Although the year 2009 marked one century since the discovery of the Moho, or crust-mantle boundary, the exact nature of that boundary and the manner in which it formed remain major uncertainties in lithospheric studies. In northwestern Canada, sharp Moho reflections at both near-vertical and wide-angle incidence have been imaged beneath the Great Bear magmatic arc. They show a remarkably flat Moho and do not reflect the complex tectonic history of the Wopmay orogen, of which the Great Bear arc is one part. In order to understand the origin of these reflections and the nature of the Moho, we calculated near-vertical and wide-angle synthetic seismograms for a number of crust-mantle transition models using one- and two-dimensional wave propagation algorithms. Only laterally and vertically heterogeneous models can properly simulate the observed seismic signature recorded on both near-vertical and wide-angle reflection data. The heterogeneity is achieved by either laterally discontinuous layering or a lamellae structure with randomly distributed ellipses. These models suggest that the Moho represents a thermal/metamorphic front, a regional décollement, or both.

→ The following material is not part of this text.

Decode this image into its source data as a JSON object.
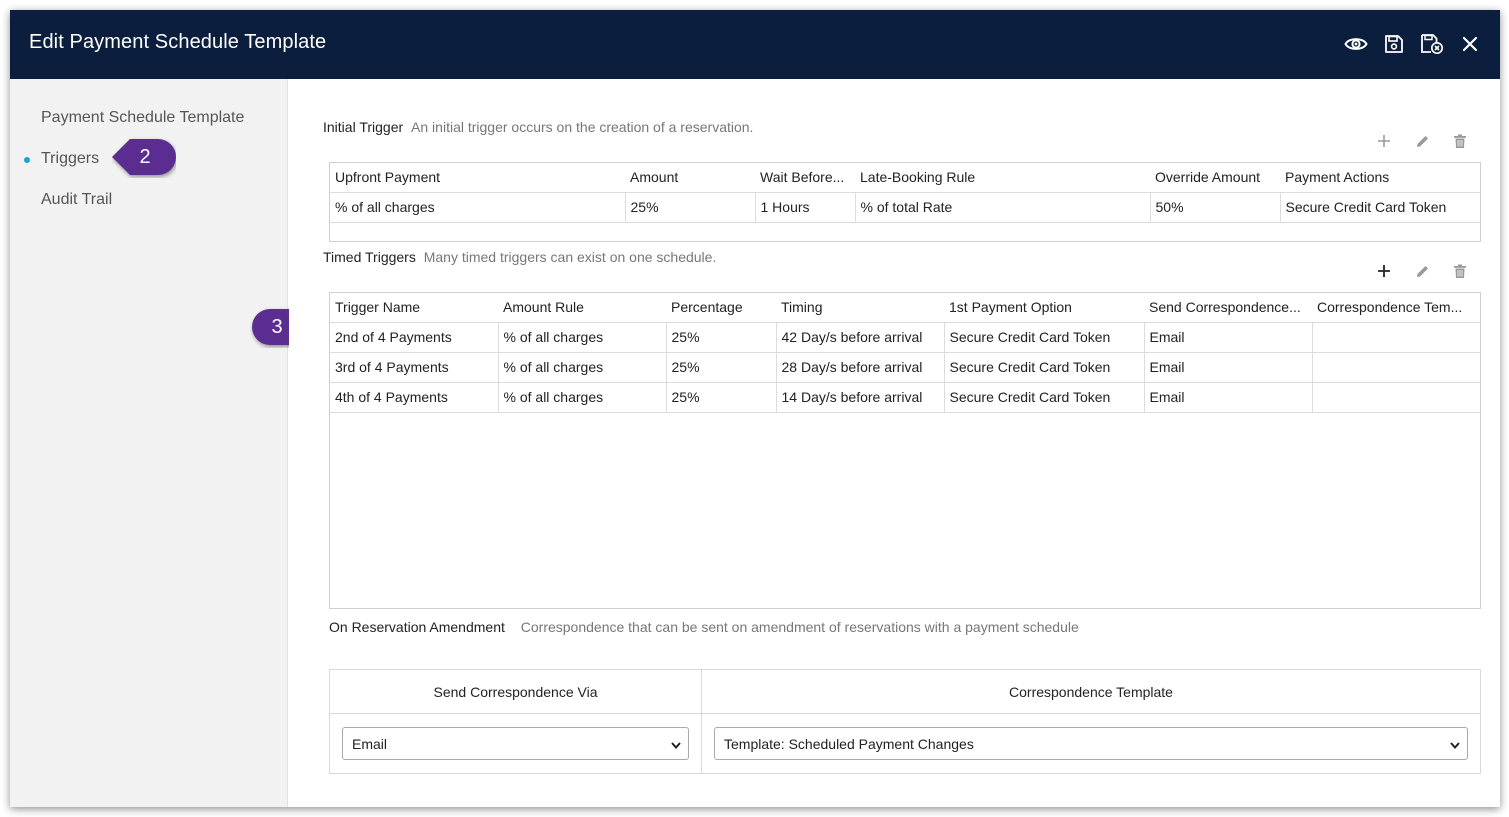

- Received 22 February 2010.
- Accepted 10 May 2010.
- © 2010 Geological Society of America